The HCMC native had never imagined he would create a blockchain-based game that attracts hundreds of thousands of players globally, simply because he used to hate the technology.
The 29-year-old used to see creators of blockchain projects taking advantage of initial coin offering events to raise money and then neglect developing the product.
"I thought that was unethical, and I hated everything about blockchain," he told VnExpress.
Apart from being a game "addict" when he was small, Trung did not have much experience in the industry.
In his second year of programming at the FPT University, 19-year-old Trung left school to become an entrepreneur and became the chief technology officer of food startup Lozi which has now become delivery company LoShip.
After three years in the startup world, he returned to the university and finished his education. During that time he started to learn more about blockchain games.
His research findings changed his mind. Trung realized that blockchain was only a technology, a tool, and whether it was good or band depended on how it was used.
In 2017, he and two like-minded foreigners he’d met while playing a blockchain game began to develop a game called Axie Infinity as a side project from their day jobs. Trung had been dissatisfied with the game they were playing and wanted to improve on it.
The trio established a company called Sky Mavis the next year and started to raise money by letting users buy Axies, monsters used to combat others, to get rewards. After raising the first $500,000, Trung quit his job and prevailed upon the two cofounders from the U.S. and Norway to move to Vietnam and focus their entire energy on the project.
Sky Mavis has since raised $7.5 million from several investors including American billionaire "shark" investor Mark Cuban.
Trung said that in the early stage, overcoming the language and culture barrier with the other co-founders was one of the most difficult tasks.
Aleksander Leonard Larsen, the Norwegian co-founder, did not even know where Vietnam was on the map at first, Trung said.
But now both Larsen and the American co-founder Jeffrey Zirlin have become familiar driving the motorbike in HCMC and driving bargains while shopping at a market, he added.
The risk the trio took and the hard work they put in has paid off. The Axie Infinity cryptocurrency (AXS), one of the cryptocurrencies used in the game, has a market cap of $2.5 billion now, up nine times from the beginning of the year.
One of the most special features of Axie Infinity that explains its popularity is that it is a "play to earn" game, which means players are actually investors and can win or lose money.
Players invest by buying Axies and making money by selling strong and rare ones. They can even "breed" new ones and sell them for profit.
Trung and his team use the money from players to create even more Axies and content to attract more players and create more interaction.
Axie Inifinity now has around 350,000 daily active users, with 40 percent of them in the Philippines, followed by Venezuela and the U.S.

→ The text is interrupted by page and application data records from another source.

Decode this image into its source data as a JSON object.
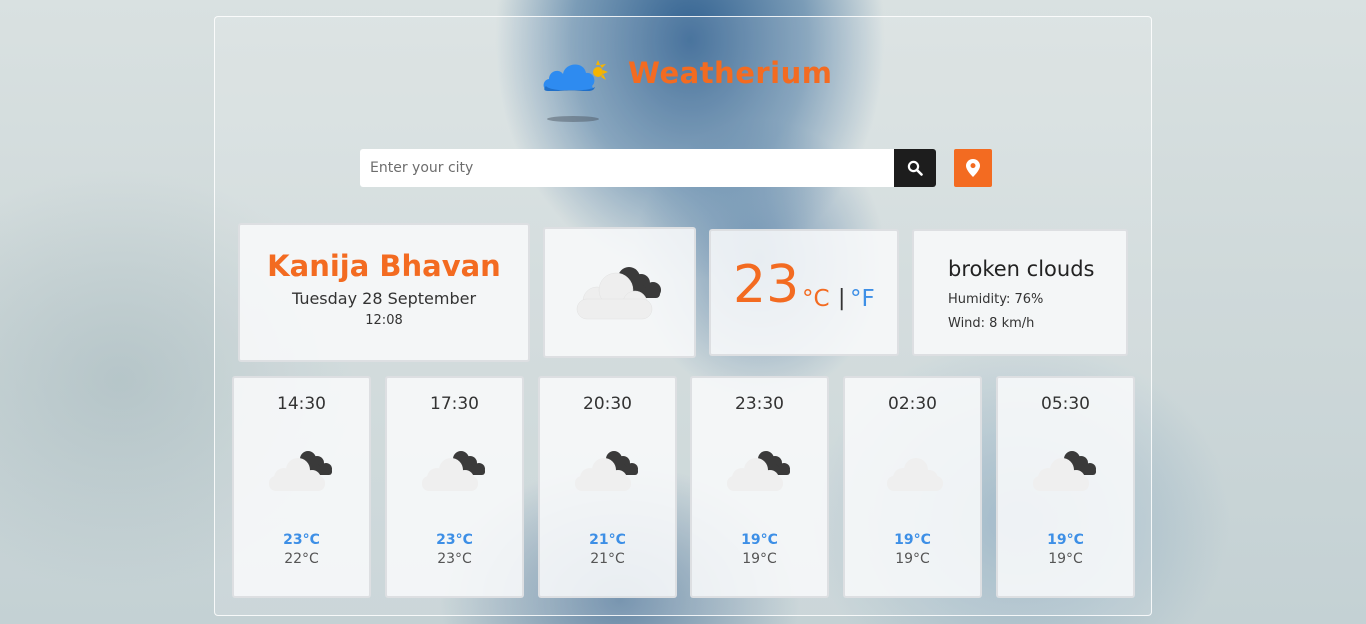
{
  "app": {
    "name": "Weatherium",
    "logo_icon": "cloud-sun-icon"
  },
  "search": {
    "placeholder": "Enter your city",
    "value": "",
    "search_icon": "search-icon",
    "location_icon": "map-marker-icon"
  },
  "current": {
    "city": "Kanija Bhavan",
    "date": "Tuesday 28 September",
    "time": "12:08",
    "icon": "cloud-moon-icon",
    "temperature": "23",
    "unit_c": "°C",
    "unit_separator": "|",
    "unit_f": "°F",
    "description": "broken clouds",
    "humidity": "Humidity: 76%",
    "wind": "Wind: 8 km/h"
  },
  "forecast": [
    {
      "time": "14:30",
      "icon": "cloud-moon-icon",
      "max": "23°C",
      "min": "22°C"
    },
    {
      "time": "17:30",
      "icon": "cloud-moon-icon",
      "max": "23°C",
      "min": "23°C"
    },
    {
      "time": "20:30",
      "icon": "cloud-moon-icon",
      "max": "21°C",
      "min": "21°C"
    },
    {
      "time": "23:30",
      "icon": "cloud-moon-icon",
      "max": "19°C",
      "min": "19°C"
    },
    {
      "time": "02:30",
      "icon": "cloud-icon",
      "max": "19°C",
      "min": "19°C"
    },
    {
      "time": "05:30",
      "icon": "cloud-moon-icon",
      "max": "19°C",
      "min": "19°C"
    }
  ],
  "colors": {
    "accent": "#f36b21",
    "blue": "#3d8fe6",
    "dark": "#1d1d1d"
  }
}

"It (Axie Infinity) has sustained our daily needs, paid our bills, and debts," says a Filippino mother of three in the documentary "Play-to-Earn" released in May. "I am thankful to Axie because somehow it helped us."
However, the developers of the game acknowledge that blockchain games are still young in the industry and new players can face difficulties in the early stages as they need to get familiar with cryptocurrency trading as well as invest around $1,200 to build a monster team.
"Our job is to resolve these challenges so people can access the game more easily," Trung said.
Trung sees an industry redefining potential for Axie Infinity in the future. He believes games have always played a major role in introducing people to a new technology or platform; in this case, blockchain.
Compared with the globally popular game Flappy Bird, which was also created by a Vietnamese, Axie Infinity is still young, Trung said, but he and his team continue to work hard with the hope of placing another Vietnamese game on the world map.
"There will be challenges, but we will strive to bring technology close to people’s lives through the game."
Từ vựng liên quan
Tin tức liên quan
The new station will enhance the country's ability to track aircraft in its air space.
Food Safety and Inspection Service (FSIS), an agency of the United States Department of Agriculture (USDA), has given the nod to additional 12 Vietnamese catfish companies to export to the country, raising the total exporters to 57.
The VnExpress Marathon (VM 2019) will give out prizes worth VND700 million ($30,150), including VND400 million in cash.
Hanoi is calling for financial support from businesses to purchase up to six million Covid-19 vaccine doses costing over VND1 trillion ($43.3 million) to inoculate its population for free.
Police in Hanoi today seized Chinese national Zhou Yun Miao, 47, the leader of a transnational gambling ring wanted by Interpol.
It's the second case of mass food poisoning to be reported in Vietnam's central city this year.
Nguyen Tran Duy Nhat will auction a medal and gloves he won at the famous martial art event ONE Championship for charity.
The 13-hour separation of conjoined twins in Ho Chi Minh City on Wednesday took over 93 medical experts to complete.
In the 2022 U23 Asian Cup, Thailand are the team that have the most players competing abroad.